_WORK TASK_
Every line of the data is to be reproduced exactly.

Data records for software interfaces:
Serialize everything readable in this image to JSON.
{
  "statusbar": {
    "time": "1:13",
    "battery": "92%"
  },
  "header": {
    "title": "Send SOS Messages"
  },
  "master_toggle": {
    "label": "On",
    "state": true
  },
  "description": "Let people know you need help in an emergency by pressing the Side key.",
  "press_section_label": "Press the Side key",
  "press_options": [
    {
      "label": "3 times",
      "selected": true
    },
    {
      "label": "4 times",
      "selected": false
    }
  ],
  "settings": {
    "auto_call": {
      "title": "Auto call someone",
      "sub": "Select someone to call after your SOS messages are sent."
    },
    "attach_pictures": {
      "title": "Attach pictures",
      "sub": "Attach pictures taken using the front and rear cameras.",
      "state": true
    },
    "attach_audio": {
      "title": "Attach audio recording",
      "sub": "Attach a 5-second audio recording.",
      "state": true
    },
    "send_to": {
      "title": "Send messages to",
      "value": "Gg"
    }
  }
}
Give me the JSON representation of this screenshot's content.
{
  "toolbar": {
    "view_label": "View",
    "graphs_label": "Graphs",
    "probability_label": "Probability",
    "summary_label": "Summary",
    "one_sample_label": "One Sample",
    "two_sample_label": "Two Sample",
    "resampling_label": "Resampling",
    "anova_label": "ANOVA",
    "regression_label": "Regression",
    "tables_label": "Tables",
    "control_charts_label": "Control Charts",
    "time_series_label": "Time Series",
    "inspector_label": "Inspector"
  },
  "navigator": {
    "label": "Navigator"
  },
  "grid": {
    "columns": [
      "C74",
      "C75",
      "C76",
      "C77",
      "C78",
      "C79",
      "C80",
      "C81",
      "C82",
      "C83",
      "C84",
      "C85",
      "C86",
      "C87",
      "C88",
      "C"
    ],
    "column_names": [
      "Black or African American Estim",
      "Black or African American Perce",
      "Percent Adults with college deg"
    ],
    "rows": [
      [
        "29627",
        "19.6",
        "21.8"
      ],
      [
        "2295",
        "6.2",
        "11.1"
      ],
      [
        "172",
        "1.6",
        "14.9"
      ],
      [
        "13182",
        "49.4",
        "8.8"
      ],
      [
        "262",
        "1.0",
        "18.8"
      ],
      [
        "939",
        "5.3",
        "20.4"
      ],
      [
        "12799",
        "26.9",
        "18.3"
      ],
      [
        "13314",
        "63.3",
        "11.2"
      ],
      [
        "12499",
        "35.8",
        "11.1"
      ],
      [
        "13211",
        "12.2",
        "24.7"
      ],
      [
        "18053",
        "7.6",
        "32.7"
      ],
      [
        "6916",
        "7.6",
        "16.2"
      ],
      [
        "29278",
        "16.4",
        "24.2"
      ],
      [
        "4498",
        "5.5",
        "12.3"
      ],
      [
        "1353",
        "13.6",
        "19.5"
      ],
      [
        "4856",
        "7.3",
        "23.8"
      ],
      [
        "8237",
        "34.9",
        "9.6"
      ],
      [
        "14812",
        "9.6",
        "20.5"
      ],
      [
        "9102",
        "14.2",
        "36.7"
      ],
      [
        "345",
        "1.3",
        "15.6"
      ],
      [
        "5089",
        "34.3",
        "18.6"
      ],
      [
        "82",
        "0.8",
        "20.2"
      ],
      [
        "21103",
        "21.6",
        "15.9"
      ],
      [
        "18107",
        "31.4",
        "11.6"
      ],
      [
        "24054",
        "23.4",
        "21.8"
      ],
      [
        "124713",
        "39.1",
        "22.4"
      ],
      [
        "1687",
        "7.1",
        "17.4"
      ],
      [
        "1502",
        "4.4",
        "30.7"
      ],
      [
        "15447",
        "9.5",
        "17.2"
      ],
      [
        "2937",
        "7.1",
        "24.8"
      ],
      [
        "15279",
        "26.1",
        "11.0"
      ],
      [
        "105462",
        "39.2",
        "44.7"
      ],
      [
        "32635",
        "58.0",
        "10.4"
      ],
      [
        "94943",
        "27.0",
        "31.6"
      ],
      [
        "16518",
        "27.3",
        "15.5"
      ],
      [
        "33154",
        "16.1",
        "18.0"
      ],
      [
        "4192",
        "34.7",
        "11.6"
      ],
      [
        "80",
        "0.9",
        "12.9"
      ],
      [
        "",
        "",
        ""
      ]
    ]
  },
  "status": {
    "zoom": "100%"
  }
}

_EXERCISE RESPONSE_
Serialize everything readable in this image to JSON.
{
  "statusbar": {
    "time": "1:13",
    "battery": "92%"
  },
  "header": {
    "title": "Send SOS Messages"
  },
  "master_toggle": {
    "label": "On",
    "state": true
  },
  "description": "Let people know you need help in an emergency by pressing the Side key.",
  "press_section_label": "Press the Side key",
  "press_options": [
    {
      "label": "3 times",
      "selected": true
    },
    {
      "label": "4 times",
      "selected": false
    }
  ],
  "settings": {
    "auto_call": {
      "title": "Auto call someone",
      "sub": "Select someone to call after your SOS messages are sent."
    },
    "attach_pictures": {
      "title": "Attach pictures",
      "sub": "Attach pictures taken using the front and rear cameras.",
      "state": true
    },
    "attach_audio": {
      "title": "Attach audio recording",
      "sub": "Attach a 5-second audio recording.",
      "state": true
    },
    "send_to": {
      "title": "Send messages to",
      "value": "Gg"
    }
  }
}
Give me the JSON representation of this screenshot's content.
{
  "toolbar": {
    "view_label": "View",
    "graphs_label": "Graphs",
    "probability_label": "Probability",
    "summary_label": "Summary",
    "one_sample_label": "One Sample",
    "two_sample_label": "Two Sample",
    "resampling_label": "Resampling",
    "anova_label": "ANOVA",
    "regression_label": "Regression",
    "tables_label": "Tables",
    "control_charts_label": "Control Charts",
    "time_series_label": "Time Series",
    "inspector_label": "Inspector"
  },
  "navigator": {
    "label": "Navigator"
  },
  "grid": {
    "columns": [
      "C74",
      "C75",
      "C76",
      "C77",
      "C78",
      "C79",
      "C80",
      "C81",
      "C82",
      "C83",
      "C84",
      "C85",
      "C86",
      "C87",
      "C88",
      "C"
    ],
    "column_names": [
      "Black or African American Estim",
      "Black or African American Perce",
      "Percent Adults with college deg"
    ],
    "rows": [
      [
        "29627",
        "19.6",
        "21.8"
      ],
      [
        "2295",
        "6.2",
        "11.1"
      ],
      [
        "172",
        "1.6",
        "14.9"
      ],
      [
        "13182",
        "49.4",
        "8.8"
      ],
      [
        "262",
        "1.0",
        "18.8"
      ],
      [
        "939",
        "5.3",
        "20.4"
      ],
      [
        "12799",
        "26.9",
        "18.3"
      ],
      [
        "13314",
        "63.3",
        "11.2"
      ],
      [
        "12499",
        "35.8",
        "11.1"
      ],
      [
        "13211",
        "12.2",
        "24.7"
      ],
      [
        "18053",
        "7.6",
        "32.7"
      ],
      [
        "6916",
        "7.6",
        "16.2"
      ],
      [
        "29278",
        "16.4",
        "24.2"
      ],
      [
        "4498",
        "5.5",
        "12.3"
      ],
      [
        "1353",
        "13.6",
        "19.5"
      ],
      [
        "4856",
        "7.3",
        "23.8"
      ],
      [
        "8237",
        "34.9",
        "9.6"
      ],
      [
        "14812",
        "9.6",
        "20.5"
      ],
      [
        "9102",
        "14.2",
        "36.7"
      ],
      [
        "345",
        "1.3",
        "15.6"
      ],
      [
        "5089",
        "34.3",
        "18.6"
      ],
      [
        "82",
        "0.8",
        "20.2"
      ],
      [
        "21103",
        "21.6",
        "15.9"
      ],
      [
        "18107",
        "31.4",
        "11.6"
      ],
      [
        "24054",
        "23.4",
        "21.8"
      ],
      [
        "124713",
        "39.1",
        "22.4"
      ],
      [
        "1687",
        "7.1",
        "17.4"
      ],
      [
        "1502",
        "4.4",
        "30.7"
      ],
      [
        "15447",
        "9.5",
        "17.2"
      ],
      [
        "2937",
        "7.1",
        "24.8"
      ],
      [
        "15279",
        "26.1",
        "11.0"
      ],
      [
        "105462",
        "39.2",
        "44.7"
      ],
      [
        "32635",
        "58.0",
        "10.4"
      ],
      [
        "94943",
        "27.0",
        "31.6"
      ],
      [
        "16518",
        "27.3",
        "15.5"
      ],
      [
        "33154",
        "16.1",
        "18.0"
      ],
      [
        "4192",
        "34.7",
        "11.6"
      ],
      [
        "80",
        "0.9",
        "12.9"
      ],
      [
        "",
        "",
        ""
      ]
    ]
  },
  "status": {
    "zoom": "100%"
  }
}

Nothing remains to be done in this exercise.